6
This content is rated TV-MA, and is for viewers 18 years or older. Are you of age?
Sorry, you are not old enough to view this content.

How To Video: Use Garmin's Voice Studio software

About Video Transcript

How To Video: Use Garmin's Voice Studio software

2:31 /

CNET's Antuan Goodwin shows you how to ditch those preloaded voice directions with Garmin's new software.

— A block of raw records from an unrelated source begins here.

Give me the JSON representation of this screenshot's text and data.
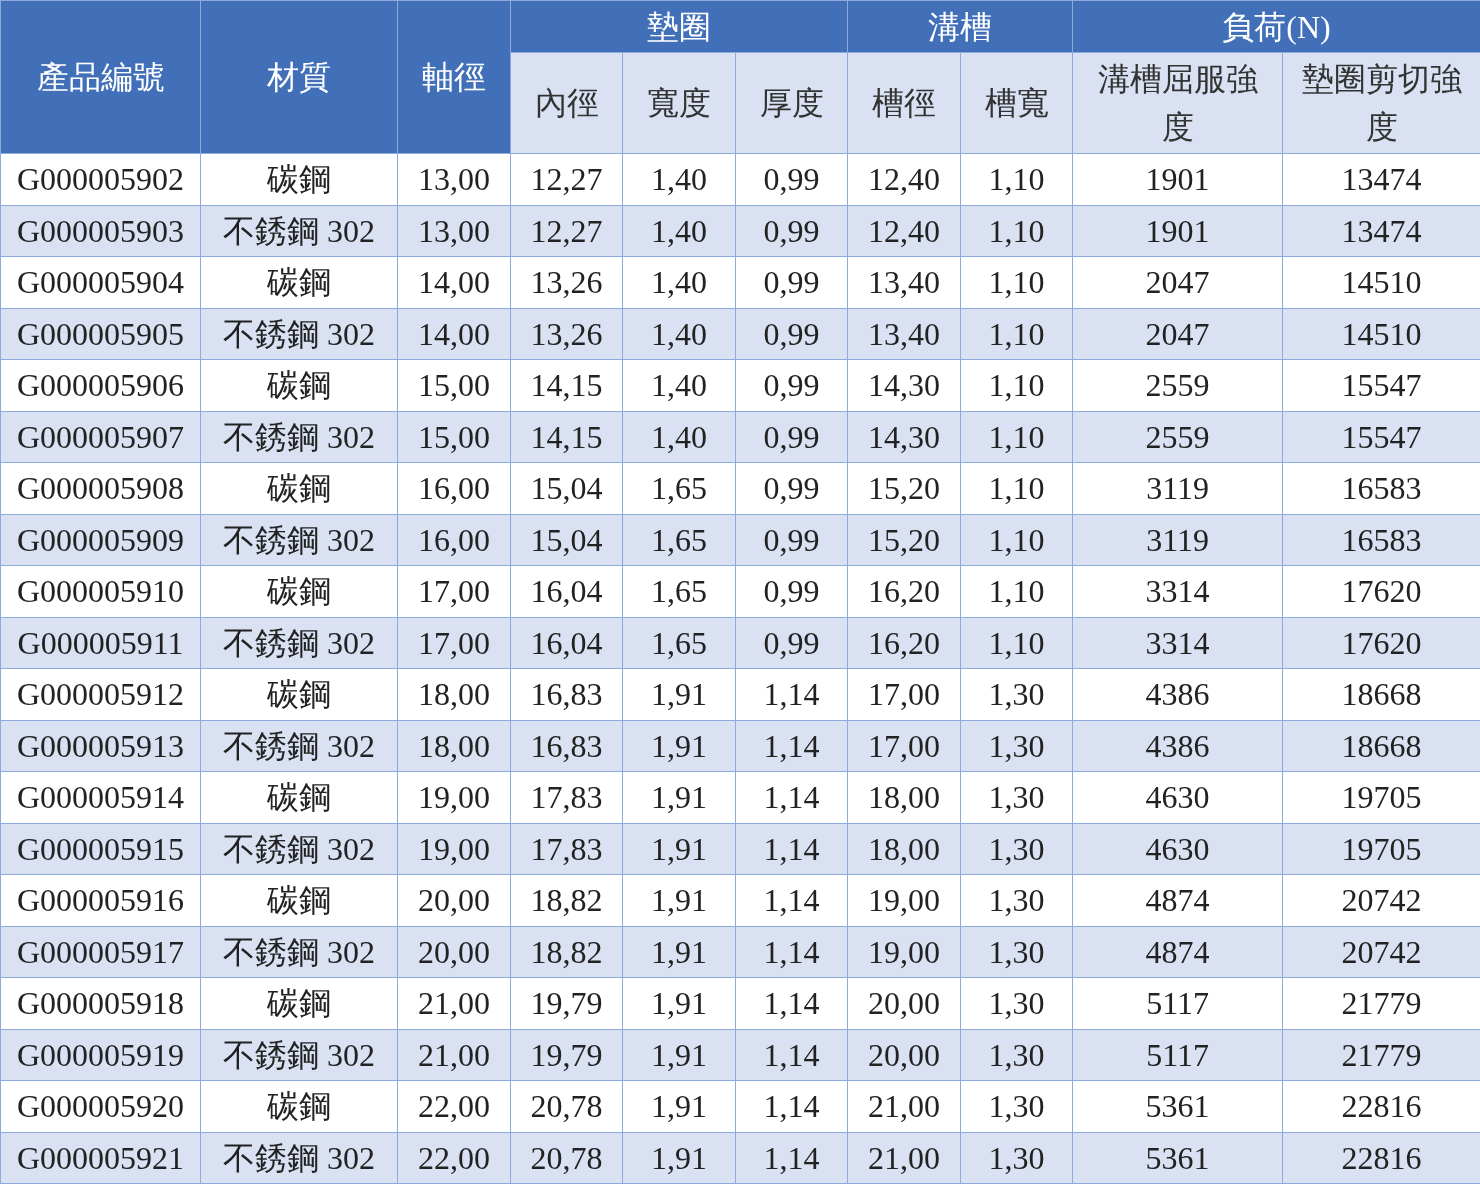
{
  "table": {
    "header": [
      {
        "label": "產品編號"
      },
      {
        "label": "材質"
      },
      {
        "label": "軸徑"
      },
      {
        "label": "墊圈",
        "subcolumns": [
          "內徑",
          "寬度",
          "厚度"
        ]
      },
      {
        "label": "溝槽",
        "subcolumns": [
          "槽徑",
          "槽寬"
        ]
      },
      {
        "label": "負荷(N)",
        "subcolumns": [
          "溝槽屈服強度",
          "墊圈剪切強度"
        ]
      }
    ],
    "rows": [
      [
        "G000005902",
        "碳鋼",
        "13,00",
        "12,27",
        "1,40",
        "0,99",
        "12,40",
        "1,10",
        "1901",
        "13474"
      ],
      [
        "G000005903",
        "不銹鋼 302",
        "13,00",
        "12,27",
        "1,40",
        "0,99",
        "12,40",
        "1,10",
        "1901",
        "13474"
      ],
      [
        "G000005904",
        "碳鋼",
        "14,00",
        "13,26",
        "1,40",
        "0,99",
        "13,40",
        "1,10",
        "2047",
        "14510"
      ],
      [
        "G000005905",
        "不銹鋼 302",
        "14,00",
        "13,26",
        "1,40",
        "0,99",
        "13,40",
        "1,10",
        "2047",
        "14510"
      ],
      [
        "G000005906",
        "碳鋼",
        "15,00",
        "14,15",
        "1,40",
        "0,99",
        "14,30",
        "1,10",
        "2559",
        "15547"
      ],
      [
        "G000005907",
        "不銹鋼 302",
        "15,00",
        "14,15",
        "1,40",
        "0,99",
        "14,30",
        "1,10",
        "2559",
        "15547"
      ],
      [
        "G000005908",
        "碳鋼",
        "16,00",
        "15,04",
        "1,65",
        "0,99",
        "15,20",
        "1,10",
        "3119",
        "16583"
      ],
      [
        "G000005909",
        "不銹鋼 302",
        "16,00",
        "15,04",
        "1,65",
        "0,99",
        "15,20",
        "1,10",
        "3119",
        "16583"
      ],
      [
        "G000005910",
        "碳鋼",
        "17,00",
        "16,04",
        "1,65",
        "0,99",
        "16,20",
        "1,10",
        "3314",
        "17620"
      ],
      [
        "G000005911",
        "不銹鋼 302",
        "17,00",
        "16,04",
        "1,65",
        "0,99",
        "16,20",
        "1,10",
        "3314",
        "17620"
      ],
      [
        "G000005912",
        "碳鋼",
        "18,00",
        "16,83",
        "1,91",
        "1,14",
        "17,00",
        "1,30",
        "4386",
        "18668"
      ],
      [
        "G000005913",
        "不銹鋼 302",
        "18,00",
        "16,83",
        "1,91",
        "1,14",
        "17,00",
        "1,30",
        "4386",
        "18668"
      ],
      [
        "G000005914",
        "碳鋼",
        "19,00",
        "17,83",
        "1,91",
        "1,14",
        "18,00",
        "1,30",
        "4630",
        "19705"
      ],
      [
        "G000005915",
        "不銹鋼 302",
        "19,00",
        "17,83",
        "1,91",
        "1,14",
        "18,00",
        "1,30",
        "4630",
        "19705"
      ],
      [
        "G000005916",
        "碳鋼",
        "20,00",
        "18,82",
        "1,91",
        "1,14",
        "19,00",
        "1,30",
        "4874",
        "20742"
      ],
      [
        "G000005917",
        "不銹鋼 302",
        "20,00",
        "18,82",
        "1,91",
        "1,14",
        "19,00",
        "1,30",
        "4874",
        "20742"
      ],
      [
        "G000005918",
        "碳鋼",
        "21,00",
        "19,79",
        "1,91",
        "1,14",
        "20,00",
        "1,30",
        "5117",
        "21779"
      ],
      [
        "G000005919",
        "不銹鋼 302",
        "21,00",
        "19,79",
        "1,91",
        "1,14",
        "20,00",
        "1,30",
        "5117",
        "21779"
      ],
      [
        "G000005920",
        "碳鋼",
        "22,00",
        "20,78",
        "1,91",
        "1,14",
        "21,00",
        "1,30",
        "5361",
        "22816"
      ],
      [
        "G000005921",
        "不銹鋼 302",
        "22,00",
        "20,78",
        "1,91",
        "1,14",
        "21,00",
        "1,30",
        "5361",
        "22816"
      ]
    ]
  }
}
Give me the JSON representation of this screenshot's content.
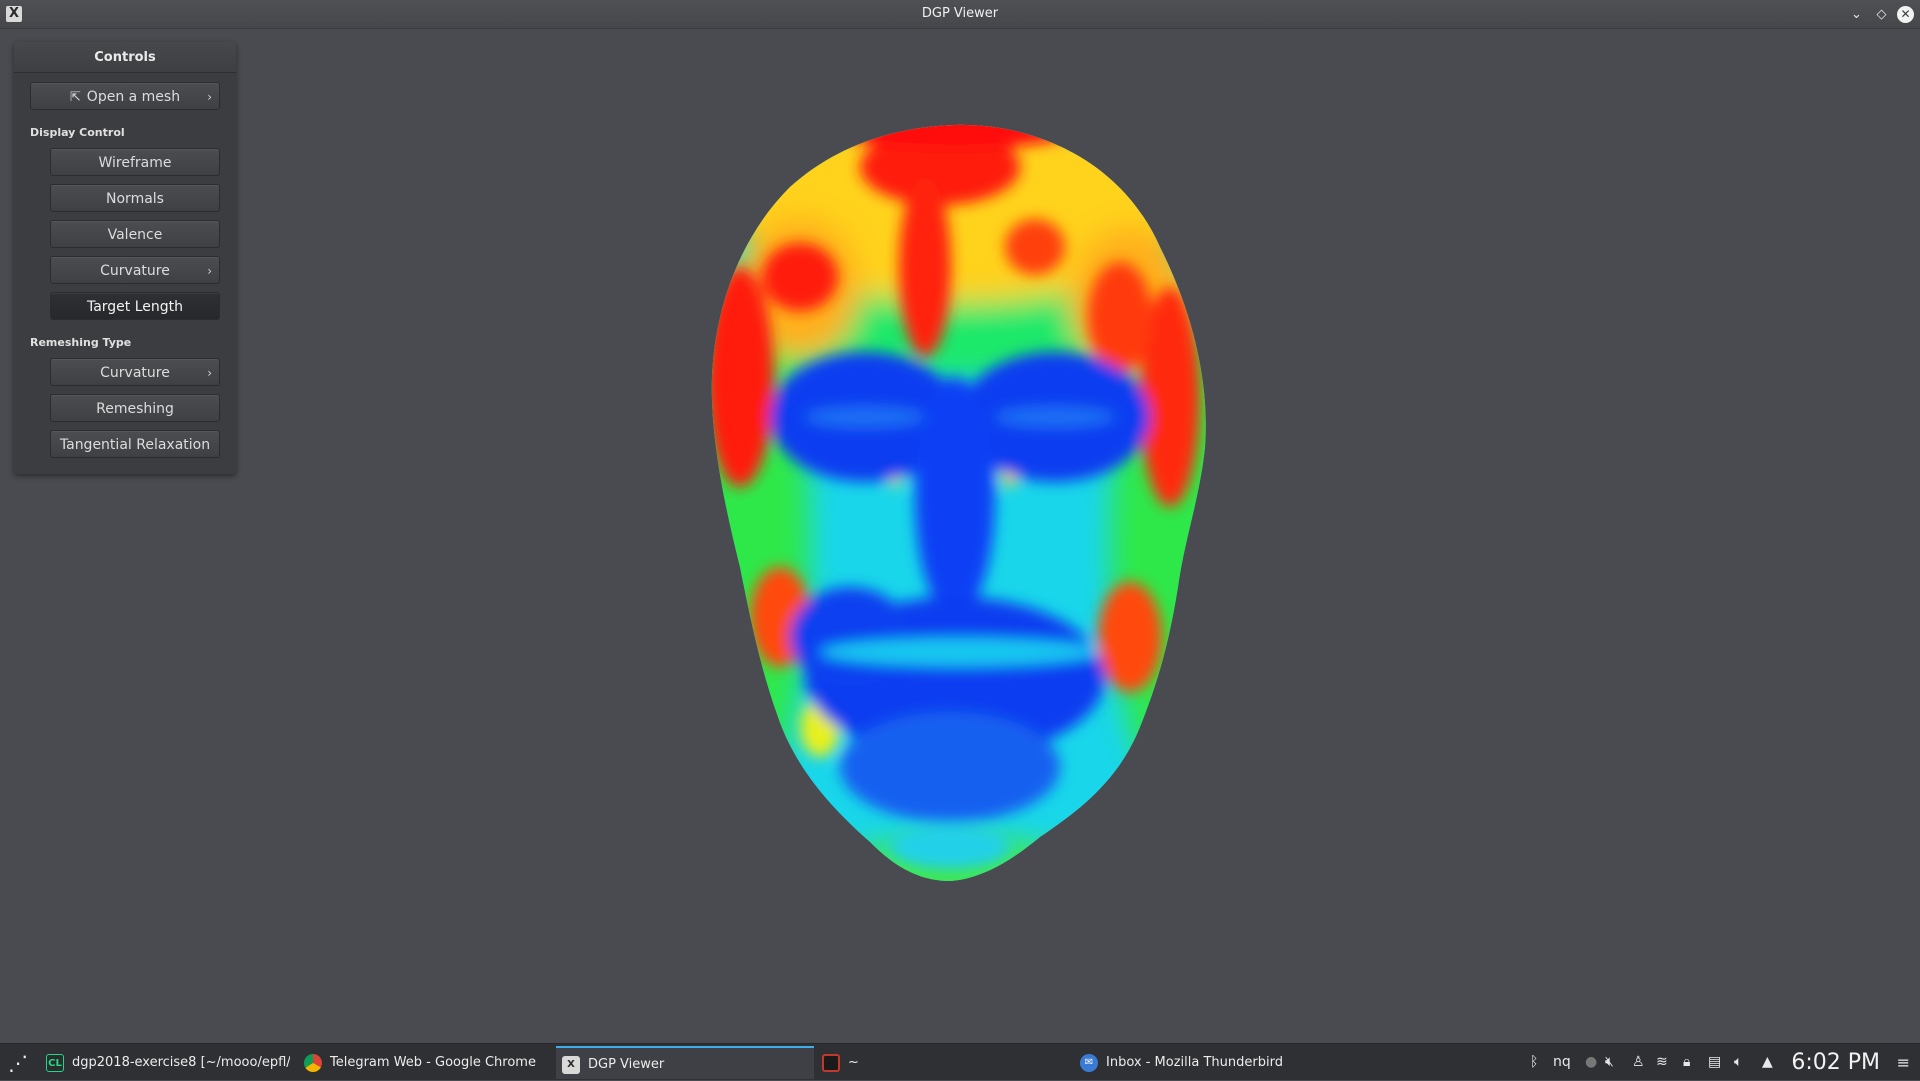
{
  "window": {
    "title": "DGP Viewer",
    "app_icon": "x-app-icon",
    "buttons": [
      "minimize",
      "restore",
      "close"
    ]
  },
  "panel": {
    "header": "Controls",
    "open_mesh": "Open a mesh",
    "display_control_label": "Display Control",
    "display_buttons": [
      "Wireframe",
      "Normals",
      "Valence",
      "Curvature",
      "Target Length"
    ],
    "remeshing_type_label": "Remeshing Type",
    "remeshing_buttons": [
      "Curvature",
      "Remeshing",
      "Tangential Relaxation"
    ]
  },
  "viewport": {
    "content": "curvature-colored face mesh",
    "colormap": [
      "#0000ff",
      "#00ffff",
      "#00ff00",
      "#ffff00",
      "#ff0000"
    ],
    "background": "#4a4b50"
  },
  "taskbar": {
    "tasks": [
      {
        "label": "dgp2018-exercise8 [~/mooo/epfl/...",
        "icon": "clion-icon",
        "active": false
      },
      {
        "label": "Telegram Web - Google Chrome",
        "icon": "chrome-icon",
        "active": false
      },
      {
        "label": "DGP Viewer",
        "icon": "x-app-icon",
        "active": true
      },
      {
        "label": "~",
        "icon": "terminal-icon",
        "active": false
      },
      {
        "label": "Inbox - Mozilla Thunderbird",
        "icon": "thunderbird-icon",
        "active": false
      }
    ],
    "tray_text": "nq",
    "clock": "6:02 PM"
  },
  "colors": {
    "accent": "#3daee9",
    "panel_bg": "#3c3d40",
    "titlebar": "#4b4c50"
  }
}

^M00:00:01 [ Music ] ^M00:00:10 >> Are you tired of listening to the pre-recorded voices and robotic text to speech engine on your Garmin Nuvi? Well you can use Garmin's voice studio software to record your own voice profile for turn-by-turn directions on your Windows PC. I'm Antuan Goodwin and let me show you how it's done. You'll need a PC running Windows XP or greater with a microphone and a Garmin Nuvi device. We're using the Nuvi 1690. First make sure that your Garmin Nuvi is compatible with the voice connect software. A full length can be found at www.garmin.com slash voice studio. While you're there go ahead and download and install the voice studio software. Now start up the voice studio software and select File then New Voice from the dropdown menu. Go ahead and give your voice a name and you'll be greeted with a list of spoken phrases that your Nuvi supports. Simply click a phrase, click record and read the phrase into your microphone. Enter round-about. >> Enter round-about. >> Now there about 60 to 65 words and phrases that your GPS device will use to give you turn-by-turn directions and you'll have to re-record all of them which should take about 10 to 15 minutes. You can record as many voices as you want so go ahead and have some fun here. Make a U-turn. >> Make a U-turn. >> Once you're done you can test your new voice to make sure all is well using the text button. >> Take route ahead then turn right. >> If you're happy with the way things sound, connect your Garmin Nuvi to your PC using the USB cable and click the Send to GPS button to finalize and load your custom voice. Now disconnect the Nuvi, fire it up and head to the tools, then settings, then the language menu to select your voice. Now all of your turn-by-turn directions will be read using your recordings. Of course to do so you'll have to give up text to speech so street and poi names won't be read aloud. But this is a great way to break up the monotony of getting from Point A to Point B. >> End one and one-quarter miles. Turn left. >> For cnet.com this is Antuan Goodwin and that's how it's done.

New releases

XCAR Awards 2014: Person of the year
1:41 December 20, 2014
Some incredibly people crossed paths with XCAR in 2014. We look back to see who impressed us most.
Play video
2014 BMW i8 (CNET On Cars, Episode 56)
19:02 December 19, 2014
BMW's i8 is definitely a taste of the future -- but whose? We'll shed some light on MPGe, the benchmark for tomorrow's cars. And we...
Play video
Need a new size? Just tap the mirror
1:55 December 19, 2014
In a place where fashion comes first, tech is coming in at a close second. In major department stores and small boutiques, the dressing...
Play video
Did life forms exist on Mars? Curiosity makes a big find, Ep. 187
4:46 December 19, 2014
It's the last Crave show of 2014. This week, Curiosity makes a huge discovery, the US Navy has a shark drone and American satellites...
Play video
Obama: Sony wrong to pull movie over hackers' threats
2:56 December 19, 2014
President Obama addresses the Sony cyberattack and vows to respond to North Korea. Also, T-Mobile settles cramming lawsuit, and Facebook...
Play video
A cheap activity tracker you will actually want to wear
2:11 December 19, 2014
CNET's Dan Graziano gives you a look at one of the most affordable fitness trackers on the market.
Play video
Embarrassing moments in tech (2014)
2:53 December 19, 2014
The high profile tech of 2014 that aimed for the stars and landed in the gutter.
Play video
Solid tablet design hindered by so-so performance
2:48 December 19, 2014
The Lenovo Yoga Tablet 2 has an excellent ergonomic build, but its performance lacks the same finesse.
Play video